→ Task brief
When a line of the listing below has the string "this" in it, copy that line.

→ Data to use
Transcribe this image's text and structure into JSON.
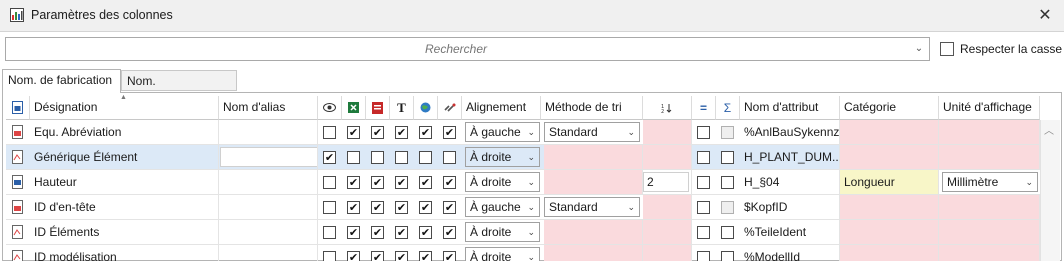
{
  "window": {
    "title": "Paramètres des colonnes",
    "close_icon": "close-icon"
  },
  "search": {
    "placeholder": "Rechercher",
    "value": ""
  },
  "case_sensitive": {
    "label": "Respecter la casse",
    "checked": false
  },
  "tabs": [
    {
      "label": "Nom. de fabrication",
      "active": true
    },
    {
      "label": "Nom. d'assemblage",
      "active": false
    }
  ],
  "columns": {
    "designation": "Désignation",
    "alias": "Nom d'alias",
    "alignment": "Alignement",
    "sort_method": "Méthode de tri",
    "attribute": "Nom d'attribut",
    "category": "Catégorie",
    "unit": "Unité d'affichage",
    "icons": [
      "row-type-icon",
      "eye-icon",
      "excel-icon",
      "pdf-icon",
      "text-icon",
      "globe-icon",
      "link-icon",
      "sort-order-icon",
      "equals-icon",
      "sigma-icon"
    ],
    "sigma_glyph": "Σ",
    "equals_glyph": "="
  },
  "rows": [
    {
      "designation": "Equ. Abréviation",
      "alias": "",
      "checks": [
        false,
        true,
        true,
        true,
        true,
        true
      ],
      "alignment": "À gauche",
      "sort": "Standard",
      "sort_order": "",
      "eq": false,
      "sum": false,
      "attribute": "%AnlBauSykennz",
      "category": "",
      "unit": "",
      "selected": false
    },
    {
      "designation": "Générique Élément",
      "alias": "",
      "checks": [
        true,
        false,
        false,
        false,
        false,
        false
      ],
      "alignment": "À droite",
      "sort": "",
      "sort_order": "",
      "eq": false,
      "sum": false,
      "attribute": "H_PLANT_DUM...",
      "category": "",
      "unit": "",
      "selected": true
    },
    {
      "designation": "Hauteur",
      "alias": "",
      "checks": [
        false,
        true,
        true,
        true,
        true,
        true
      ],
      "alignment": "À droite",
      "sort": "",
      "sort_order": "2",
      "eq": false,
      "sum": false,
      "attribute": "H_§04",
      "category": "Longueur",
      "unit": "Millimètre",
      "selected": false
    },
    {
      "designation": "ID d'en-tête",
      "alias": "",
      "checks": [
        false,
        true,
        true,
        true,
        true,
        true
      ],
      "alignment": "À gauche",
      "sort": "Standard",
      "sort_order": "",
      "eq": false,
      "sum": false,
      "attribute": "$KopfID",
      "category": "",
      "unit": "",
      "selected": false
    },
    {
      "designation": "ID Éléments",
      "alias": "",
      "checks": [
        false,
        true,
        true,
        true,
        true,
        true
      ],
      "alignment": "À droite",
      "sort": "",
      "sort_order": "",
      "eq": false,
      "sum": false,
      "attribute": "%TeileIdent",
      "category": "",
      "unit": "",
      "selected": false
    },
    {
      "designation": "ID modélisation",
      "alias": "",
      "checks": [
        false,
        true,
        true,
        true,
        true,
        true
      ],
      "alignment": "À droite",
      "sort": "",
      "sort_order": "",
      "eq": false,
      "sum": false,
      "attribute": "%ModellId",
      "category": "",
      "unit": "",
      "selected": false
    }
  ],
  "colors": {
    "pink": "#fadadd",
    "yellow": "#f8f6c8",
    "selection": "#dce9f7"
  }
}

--

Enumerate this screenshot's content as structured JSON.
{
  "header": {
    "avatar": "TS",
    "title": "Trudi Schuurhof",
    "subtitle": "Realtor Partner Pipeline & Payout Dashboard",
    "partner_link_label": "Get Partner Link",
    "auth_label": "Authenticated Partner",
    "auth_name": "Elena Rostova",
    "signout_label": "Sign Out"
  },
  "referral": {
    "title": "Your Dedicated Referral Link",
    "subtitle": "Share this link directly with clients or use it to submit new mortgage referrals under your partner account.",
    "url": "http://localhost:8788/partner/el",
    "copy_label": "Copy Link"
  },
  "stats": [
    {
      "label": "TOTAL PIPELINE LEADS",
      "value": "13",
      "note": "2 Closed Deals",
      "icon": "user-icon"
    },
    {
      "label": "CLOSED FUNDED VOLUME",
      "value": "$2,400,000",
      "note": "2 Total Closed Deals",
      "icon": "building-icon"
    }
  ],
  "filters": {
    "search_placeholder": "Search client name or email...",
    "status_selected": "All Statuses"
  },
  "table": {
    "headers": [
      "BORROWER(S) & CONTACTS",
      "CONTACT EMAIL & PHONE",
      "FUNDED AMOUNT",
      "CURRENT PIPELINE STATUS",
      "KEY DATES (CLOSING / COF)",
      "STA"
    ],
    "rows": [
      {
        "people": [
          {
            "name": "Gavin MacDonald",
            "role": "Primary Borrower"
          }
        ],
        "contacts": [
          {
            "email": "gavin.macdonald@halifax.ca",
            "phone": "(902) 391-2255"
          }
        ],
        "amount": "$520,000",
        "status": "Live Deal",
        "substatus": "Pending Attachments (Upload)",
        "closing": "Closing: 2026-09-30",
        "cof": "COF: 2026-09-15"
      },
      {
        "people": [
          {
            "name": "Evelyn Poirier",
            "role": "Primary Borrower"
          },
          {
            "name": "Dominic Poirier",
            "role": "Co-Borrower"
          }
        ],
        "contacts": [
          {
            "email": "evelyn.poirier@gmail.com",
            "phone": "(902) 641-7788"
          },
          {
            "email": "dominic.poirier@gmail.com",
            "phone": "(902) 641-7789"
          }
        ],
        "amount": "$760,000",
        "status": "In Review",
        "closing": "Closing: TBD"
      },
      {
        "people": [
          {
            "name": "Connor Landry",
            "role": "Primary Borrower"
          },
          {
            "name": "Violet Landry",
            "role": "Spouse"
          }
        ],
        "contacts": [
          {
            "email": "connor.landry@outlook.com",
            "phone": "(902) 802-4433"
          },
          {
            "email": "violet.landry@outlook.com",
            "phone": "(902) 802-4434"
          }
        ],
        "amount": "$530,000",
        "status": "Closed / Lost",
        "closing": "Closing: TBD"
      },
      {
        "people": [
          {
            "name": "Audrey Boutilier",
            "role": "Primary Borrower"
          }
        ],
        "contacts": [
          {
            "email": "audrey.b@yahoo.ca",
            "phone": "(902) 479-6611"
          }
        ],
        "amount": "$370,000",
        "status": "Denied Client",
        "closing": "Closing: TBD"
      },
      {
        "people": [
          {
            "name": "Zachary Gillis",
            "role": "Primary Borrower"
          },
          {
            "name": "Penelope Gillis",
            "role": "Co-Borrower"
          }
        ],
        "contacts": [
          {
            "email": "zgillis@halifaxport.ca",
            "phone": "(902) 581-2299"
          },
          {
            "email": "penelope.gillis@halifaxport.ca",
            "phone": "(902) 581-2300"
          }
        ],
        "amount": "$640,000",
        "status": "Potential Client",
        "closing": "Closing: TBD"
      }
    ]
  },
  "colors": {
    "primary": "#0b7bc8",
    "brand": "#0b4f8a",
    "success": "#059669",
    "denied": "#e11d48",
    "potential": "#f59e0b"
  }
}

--

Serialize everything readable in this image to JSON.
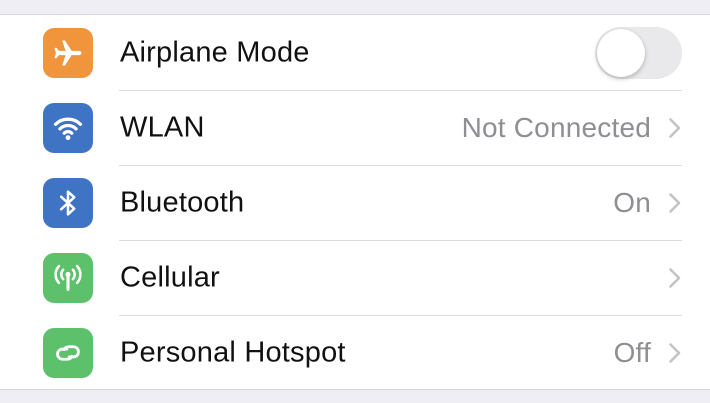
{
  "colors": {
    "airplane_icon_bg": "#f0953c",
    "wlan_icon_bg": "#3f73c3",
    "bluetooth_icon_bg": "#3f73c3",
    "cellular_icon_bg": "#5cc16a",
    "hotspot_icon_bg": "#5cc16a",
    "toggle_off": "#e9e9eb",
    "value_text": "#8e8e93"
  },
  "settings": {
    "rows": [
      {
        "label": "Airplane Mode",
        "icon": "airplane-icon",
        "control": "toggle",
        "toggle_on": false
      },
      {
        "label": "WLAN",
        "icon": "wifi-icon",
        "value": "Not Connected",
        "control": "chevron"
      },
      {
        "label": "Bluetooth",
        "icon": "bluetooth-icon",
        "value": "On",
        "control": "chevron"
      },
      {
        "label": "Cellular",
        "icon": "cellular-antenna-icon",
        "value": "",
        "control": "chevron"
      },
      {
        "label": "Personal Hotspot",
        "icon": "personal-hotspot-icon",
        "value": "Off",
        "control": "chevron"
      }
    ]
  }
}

→ Task answer
Transcribe this image's text and structure into JSON.
Enumerate this screenshot's content as structured JSON.
    "subtitle": "Share this link directly with clients or use it to submit new mortgage referrals under your partner account.",
Serialize everything readable in this image to JSON.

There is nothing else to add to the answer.